Andy Reid walked off the field at MetLife Stadium following a 42-7 loss to the Giants that ended his tenure as Eagles Head Coach.
After dropping 11 of their final 12 games, including an undressing at the hands of the Giants to close out the season, Andy Reid’s tenure as Eagles Head Coach has come to an end.
For 14 seasons Reid patrolled the Eagles sidelines and built the franchise into a perennial playoff contender during the first six years of his tenure, with the apex being a trip to Super Bowl XXXIX following the 2004 season. However, since that Super Bowl run, Reid’s teams have fallen on hard times as the longest tenured coach in the NFL compiled a 30-30 overall record in his final 60 games without a playoff win to show for it.
The simple fact of the matter is that the Philadelphia Eagles for the past four seasons haven’t resembled the teams that made trips to the NFC Championship a rite of passage from 2001-2004. Gone were the character players such as Brian Dawkins, Jeremiah Trotter, Donovan McNabb, Brian Westbrook and others, replaced by a group of veteran NFL mercenaries such as Jason Babin, Nnamdi Asomugha, Dominique Rodgers-Cromartie and others that were never able to replicate the environment of success that permeated through the Novacare Complex during the first half of Reid’s regime.
As the architect, Reid was never able to turn the roster over in the second half of his career thanks in large part to free agency mistakes and miscalculations in the draft such as drafting Danny Watkins in the first round in 2010, reaching for the likes of Jaiqaun Jarrett
After one final march to the NFC title game in 2008, the Eagles failed to win a playoff game over each of the last four seasons and finished with a 12-20 record over the last two seasons with a disastrous (-36) turnover ratio over that time.
Multiple sources say that Reid was notified of his fate prior to Sunday’s 42-7 loss to the Giants that saw a complete lack of effort from nearly ever veteran player on the roster. However, owner Jeffrey Lurie is scheduled to meet with Reid this morning to formally discuss the situation.
“I have a lot of respect for Jeff Lurie. I go in with eyes wide open,” Reid said afterwards. “Either way I understand.”
Several names have emerged from the Eagles potential list of candidates to replace Reid including Bill Cowher, Jon Gruden, Oregon Head Coach Chip Kelly, Penn State’s Bill O’Brien, and others among them. O’Brien has what is believed to be an $8 million buyout in his contract and just finished his first season at the helm for the Nittany Lions overseeing a dramatic turnaround following the devastating NCAA sanctions to the program and fallout from the Jerry Sandusky child sex scandal.

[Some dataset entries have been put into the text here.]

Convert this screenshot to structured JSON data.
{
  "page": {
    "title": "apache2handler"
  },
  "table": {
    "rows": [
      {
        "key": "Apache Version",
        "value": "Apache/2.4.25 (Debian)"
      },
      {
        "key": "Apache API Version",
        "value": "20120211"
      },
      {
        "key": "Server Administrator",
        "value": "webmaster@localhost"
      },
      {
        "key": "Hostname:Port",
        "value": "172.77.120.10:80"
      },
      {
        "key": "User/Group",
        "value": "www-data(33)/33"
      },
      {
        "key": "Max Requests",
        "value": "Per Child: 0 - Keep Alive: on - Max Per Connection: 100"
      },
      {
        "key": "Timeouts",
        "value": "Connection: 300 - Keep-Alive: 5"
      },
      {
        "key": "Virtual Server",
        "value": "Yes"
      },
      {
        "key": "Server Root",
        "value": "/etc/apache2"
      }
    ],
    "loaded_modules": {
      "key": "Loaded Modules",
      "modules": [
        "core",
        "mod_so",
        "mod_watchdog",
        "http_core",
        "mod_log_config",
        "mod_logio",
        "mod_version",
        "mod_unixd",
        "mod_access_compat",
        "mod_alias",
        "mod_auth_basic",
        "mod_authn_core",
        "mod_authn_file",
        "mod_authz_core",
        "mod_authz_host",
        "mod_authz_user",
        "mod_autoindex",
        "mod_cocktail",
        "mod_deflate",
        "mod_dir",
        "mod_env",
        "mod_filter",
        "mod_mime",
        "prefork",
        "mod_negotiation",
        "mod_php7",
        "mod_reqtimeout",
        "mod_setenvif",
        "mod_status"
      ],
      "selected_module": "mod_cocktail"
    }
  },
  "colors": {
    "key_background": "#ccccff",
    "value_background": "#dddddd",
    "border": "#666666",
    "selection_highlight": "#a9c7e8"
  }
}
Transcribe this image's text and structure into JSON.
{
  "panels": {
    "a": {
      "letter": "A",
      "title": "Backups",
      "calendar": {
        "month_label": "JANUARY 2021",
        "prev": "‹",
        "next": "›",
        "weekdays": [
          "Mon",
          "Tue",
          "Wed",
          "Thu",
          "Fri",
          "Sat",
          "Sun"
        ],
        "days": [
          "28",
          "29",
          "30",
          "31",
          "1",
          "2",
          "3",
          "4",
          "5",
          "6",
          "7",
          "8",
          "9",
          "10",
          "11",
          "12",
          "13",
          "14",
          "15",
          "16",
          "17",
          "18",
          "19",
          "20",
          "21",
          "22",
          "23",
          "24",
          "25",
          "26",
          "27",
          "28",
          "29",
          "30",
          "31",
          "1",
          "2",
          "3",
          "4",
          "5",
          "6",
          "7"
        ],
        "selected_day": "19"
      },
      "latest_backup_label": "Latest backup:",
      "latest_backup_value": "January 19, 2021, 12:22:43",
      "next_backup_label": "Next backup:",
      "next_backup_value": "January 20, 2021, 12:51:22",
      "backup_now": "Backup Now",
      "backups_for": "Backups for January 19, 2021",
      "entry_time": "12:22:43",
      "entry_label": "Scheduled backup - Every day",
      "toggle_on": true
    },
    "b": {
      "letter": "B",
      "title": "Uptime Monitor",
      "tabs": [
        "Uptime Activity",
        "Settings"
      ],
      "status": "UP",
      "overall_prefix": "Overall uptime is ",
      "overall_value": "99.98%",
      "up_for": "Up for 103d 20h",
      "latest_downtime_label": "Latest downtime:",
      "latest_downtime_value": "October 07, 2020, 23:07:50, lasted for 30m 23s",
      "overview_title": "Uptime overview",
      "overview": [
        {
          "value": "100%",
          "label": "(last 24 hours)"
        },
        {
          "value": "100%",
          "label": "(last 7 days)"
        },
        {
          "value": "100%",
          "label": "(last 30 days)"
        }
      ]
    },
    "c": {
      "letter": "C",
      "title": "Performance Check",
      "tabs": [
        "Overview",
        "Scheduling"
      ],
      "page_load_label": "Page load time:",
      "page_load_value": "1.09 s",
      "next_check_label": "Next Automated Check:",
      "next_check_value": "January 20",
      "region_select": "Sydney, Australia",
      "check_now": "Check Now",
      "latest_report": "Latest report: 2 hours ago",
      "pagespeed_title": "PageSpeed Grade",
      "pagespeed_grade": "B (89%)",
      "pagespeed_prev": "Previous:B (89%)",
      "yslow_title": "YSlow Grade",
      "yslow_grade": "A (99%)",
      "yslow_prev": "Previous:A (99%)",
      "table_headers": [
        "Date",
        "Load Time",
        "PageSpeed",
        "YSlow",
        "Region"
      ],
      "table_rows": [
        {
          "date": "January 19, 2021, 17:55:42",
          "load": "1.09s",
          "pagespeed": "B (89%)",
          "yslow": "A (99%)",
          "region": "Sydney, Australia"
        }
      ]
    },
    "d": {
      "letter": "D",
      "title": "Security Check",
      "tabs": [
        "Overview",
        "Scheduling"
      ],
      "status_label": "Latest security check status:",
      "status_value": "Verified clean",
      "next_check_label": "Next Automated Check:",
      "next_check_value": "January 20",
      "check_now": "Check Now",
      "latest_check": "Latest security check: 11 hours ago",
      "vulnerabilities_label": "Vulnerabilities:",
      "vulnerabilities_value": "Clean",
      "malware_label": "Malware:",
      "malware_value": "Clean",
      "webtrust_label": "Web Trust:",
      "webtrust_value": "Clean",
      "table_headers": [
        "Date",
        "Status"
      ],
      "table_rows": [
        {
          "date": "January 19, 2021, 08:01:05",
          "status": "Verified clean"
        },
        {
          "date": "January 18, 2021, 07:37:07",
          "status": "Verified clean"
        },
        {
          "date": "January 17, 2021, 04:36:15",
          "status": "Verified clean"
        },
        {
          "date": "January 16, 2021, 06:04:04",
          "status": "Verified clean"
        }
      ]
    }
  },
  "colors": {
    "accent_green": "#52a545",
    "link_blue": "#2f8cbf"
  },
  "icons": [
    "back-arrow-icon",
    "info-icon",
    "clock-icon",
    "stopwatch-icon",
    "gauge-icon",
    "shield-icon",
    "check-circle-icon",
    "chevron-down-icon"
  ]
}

For the Eagles, though, the countdown to Reid’s dismissal was on before this season even began and intensified with each passing loss.
Lurie said in August that a “substantial improvement” from last season’s 8-8 finish would be required in 2013 for Reid to return for a 15th season, and a 4-12 finish falls woefully short of those expectations.
A dark cloud hovered over Reid and the Eagles from the very beginning of this season when the Coach’s eldest son, Garrett, passed away in the dorms of Lehigh University during Training Camp after an accidental heroin overdose. Reid missed just two days of practice before returning to the team.
On the field, it was a season marred by missed opportunities and too many mistakes. During the bye week Reid fired Juan Castillo, his longest tenured assistant, from the defensive coordinator post that he promoted him to from offensive line coach less than 18 months prior. Later, Reid released one of the team’s prized, yet underachieving, offseason additions from 2011 Jason Babin. Jim Washburn was zipped as defensive line coach as well after the flaws in his wide-nine alignment created a trickle down effect of struggles to the rest of the defense.
It’s difficult to remember, but this team started the season 3-1 but then didn’t win again until a week 14 win over the Tampa Bay Buccaneers.
That was Andy Reid’s final win as Eagles Head Coach.
There have been rumors swirling that Reid could be promoted to a front office position, but that is difficult to envision with Howie Roseman in place as General Manager and likely charged with rebuilding the roster in the post-Reid era.
“I’ll coach next year,” Reid said Friday. “It’s what I do. I’d love to coach here, but I will coach somewhere next season.”
Reid’s tenure with the Eagles ends with a 130-93-1 regular season record (.583), and a 10-9 playoff record.
While Reid’s era in Philadelphia will go down as one of the brightest in the history of the franchise, there certainly is an empty feeling given that it finished without the team hoisting the Lombardi trophy over a nearly decade and a half run.